Task to carry out | When a picture appears among the records, leave it out, and copy all else exactly.

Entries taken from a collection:
Content starts

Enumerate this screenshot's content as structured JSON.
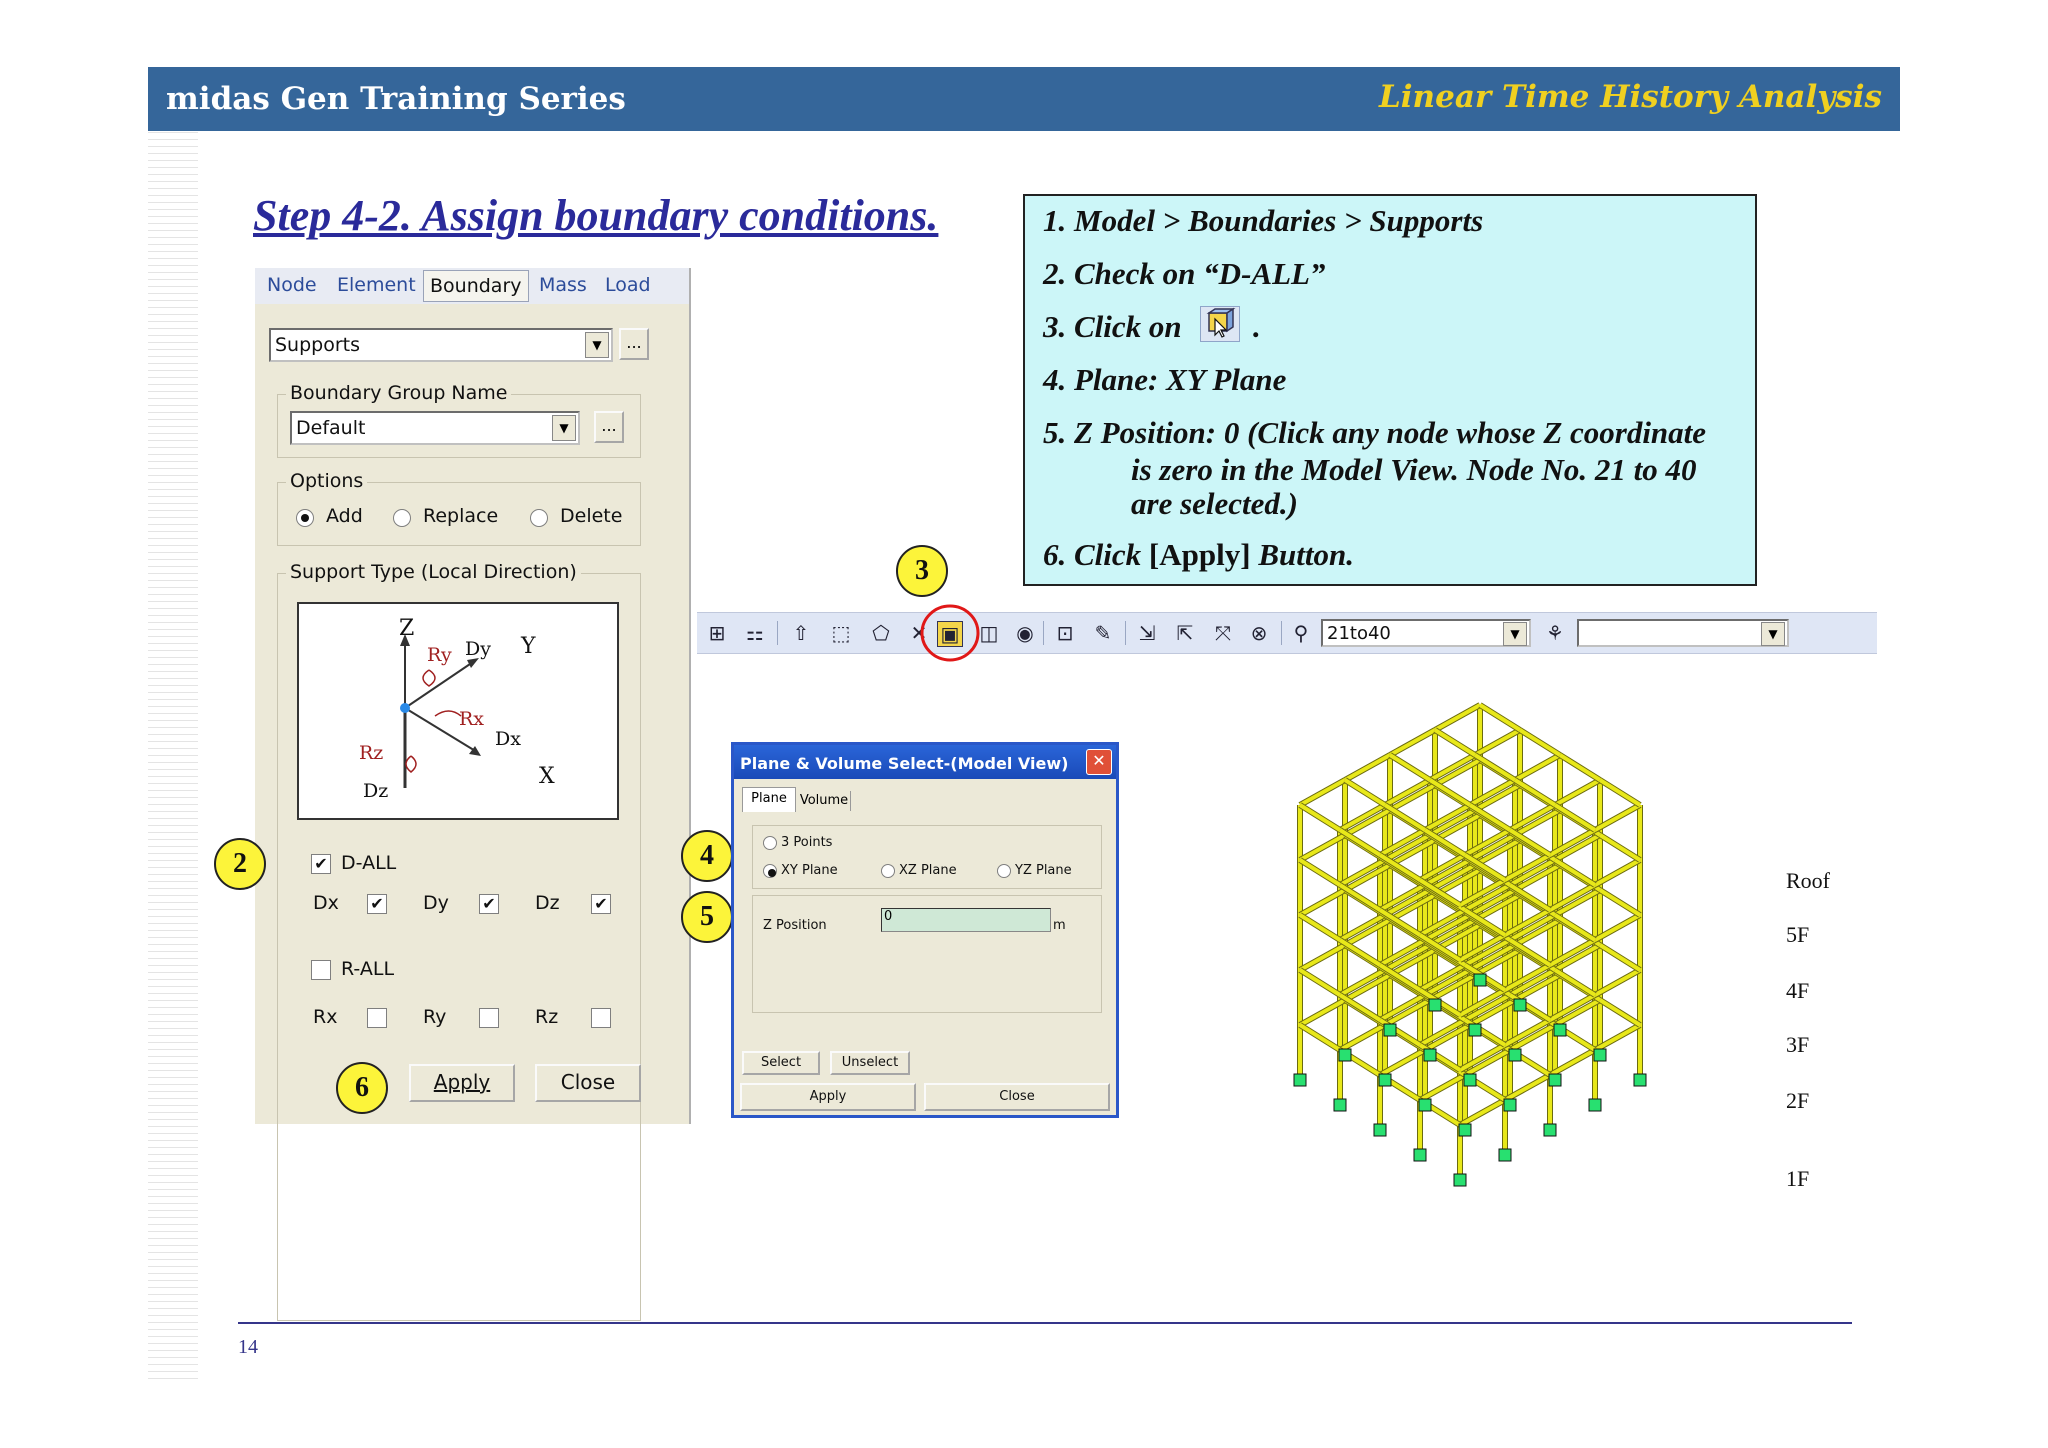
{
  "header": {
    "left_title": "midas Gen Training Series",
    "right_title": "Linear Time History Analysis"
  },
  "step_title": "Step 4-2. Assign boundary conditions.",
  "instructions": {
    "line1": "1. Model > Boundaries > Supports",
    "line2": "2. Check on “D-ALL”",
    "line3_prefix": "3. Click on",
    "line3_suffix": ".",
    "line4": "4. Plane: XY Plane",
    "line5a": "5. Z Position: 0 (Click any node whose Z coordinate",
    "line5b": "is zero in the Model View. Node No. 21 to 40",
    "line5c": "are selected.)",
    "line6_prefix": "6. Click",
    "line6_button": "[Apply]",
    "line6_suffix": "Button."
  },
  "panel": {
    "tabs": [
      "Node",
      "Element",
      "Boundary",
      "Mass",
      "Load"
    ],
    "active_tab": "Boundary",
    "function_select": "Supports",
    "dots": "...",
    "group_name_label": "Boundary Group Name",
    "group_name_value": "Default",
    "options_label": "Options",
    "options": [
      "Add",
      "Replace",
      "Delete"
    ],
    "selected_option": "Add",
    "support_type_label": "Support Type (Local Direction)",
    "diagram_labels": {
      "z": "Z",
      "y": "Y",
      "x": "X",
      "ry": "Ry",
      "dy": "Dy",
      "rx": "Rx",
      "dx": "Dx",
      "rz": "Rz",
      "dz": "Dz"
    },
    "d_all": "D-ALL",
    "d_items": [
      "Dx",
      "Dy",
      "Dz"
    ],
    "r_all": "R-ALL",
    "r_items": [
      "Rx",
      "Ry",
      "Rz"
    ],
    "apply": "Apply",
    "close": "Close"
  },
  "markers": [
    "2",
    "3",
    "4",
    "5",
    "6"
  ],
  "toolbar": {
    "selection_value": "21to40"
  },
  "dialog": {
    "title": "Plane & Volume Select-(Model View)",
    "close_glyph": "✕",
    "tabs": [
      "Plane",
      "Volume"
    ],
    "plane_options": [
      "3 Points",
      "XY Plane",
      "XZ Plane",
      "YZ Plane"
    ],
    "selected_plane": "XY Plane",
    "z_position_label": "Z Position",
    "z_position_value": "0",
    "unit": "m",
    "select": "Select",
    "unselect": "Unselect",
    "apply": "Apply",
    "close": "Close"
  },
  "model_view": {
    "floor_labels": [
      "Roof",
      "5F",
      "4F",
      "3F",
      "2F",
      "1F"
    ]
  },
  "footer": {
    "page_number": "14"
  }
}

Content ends

Written solution |
Enumerate this screenshot's content as structured JSON.
{
  "header": {
    "left_title": "midas Gen Training Series",
    "right_title": "Linear Time History Analysis"
  },
  "step_title": "Step 4-2. Assign boundary conditions.",
  "instructions": {
    "line1": "1. Model > Boundaries > Supports",
    "line2": "2. Check on “D-ALL”",
    "line3_prefix": "3. Click on",
    "line3_suffix": ".",
    "line4": "4. Plane: XY Plane",
    "line5a": "5. Z Position: 0 (Click any node whose Z coordinate",
    "line5b": "is zero in the Model View. Node No. 21 to 40",
    "line5c": "are selected.)",
    "line6_prefix": "6. Click",
    "line6_button": "[Apply]",
    "line6_suffix": "Button."
  },
  "panel": {
    "tabs": [
      "Node",
      "Element",
      "Boundary",
      "Mass",
      "Load"
    ],
    "active_tab": "Boundary",
    "function_select": "Supports",
    "dots": "...",
    "group_name_label": "Boundary Group Name",
    "group_name_value": "Default",
    "options_label": "Options",
    "options": [
      "Add",
      "Replace",
      "Delete"
    ],
    "selected_option": "Add",
    "support_type_label": "Support Type (Local Direction)",
    "diagram_labels": {
      "z": "Z",
      "y": "Y",
      "x": "X",
      "ry": "Ry",
      "dy": "Dy",
      "rx": "Rx",
      "dx": "Dx",
      "rz": "Rz",
      "dz": "Dz"
    },
    "d_all": "D-ALL",
    "d_items": [
      "Dx",
      "Dy",
      "Dz"
    ],
    "r_all": "R-ALL",
    "r_items": [
      "Rx",
      "Ry",
      "Rz"
    ],
    "apply": "Apply",
    "close": "Close"
  },
  "markers": [
    "2",
    "3",
    "4",
    "5",
    "6"
  ],
  "toolbar": {
    "selection_value": "21to40"
  },
  "dialog": {
    "title": "Plane & Volume Select-(Model View)",
    "close_glyph": "✕",
    "tabs": [
      "Plane",
      "Volume"
    ],
    "plane_options": [
      "3 Points",
      "XY Plane",
      "XZ Plane",
      "YZ Plane"
    ],
    "selected_plane": "XY Plane",
    "z_position_label": "Z Position",
    "z_position_value": "0",
    "unit": "m",
    "select": "Select",
    "unselect": "Unselect",
    "apply": "Apply",
    "close": "Close"
  },
  "model_view": {
    "floor_labels": [
      "Roof",
      "5F",
      "4F",
      "3F",
      "2F",
      "1F"
    ]
  },
  "footer": {
    "page_number": "14"
  }
}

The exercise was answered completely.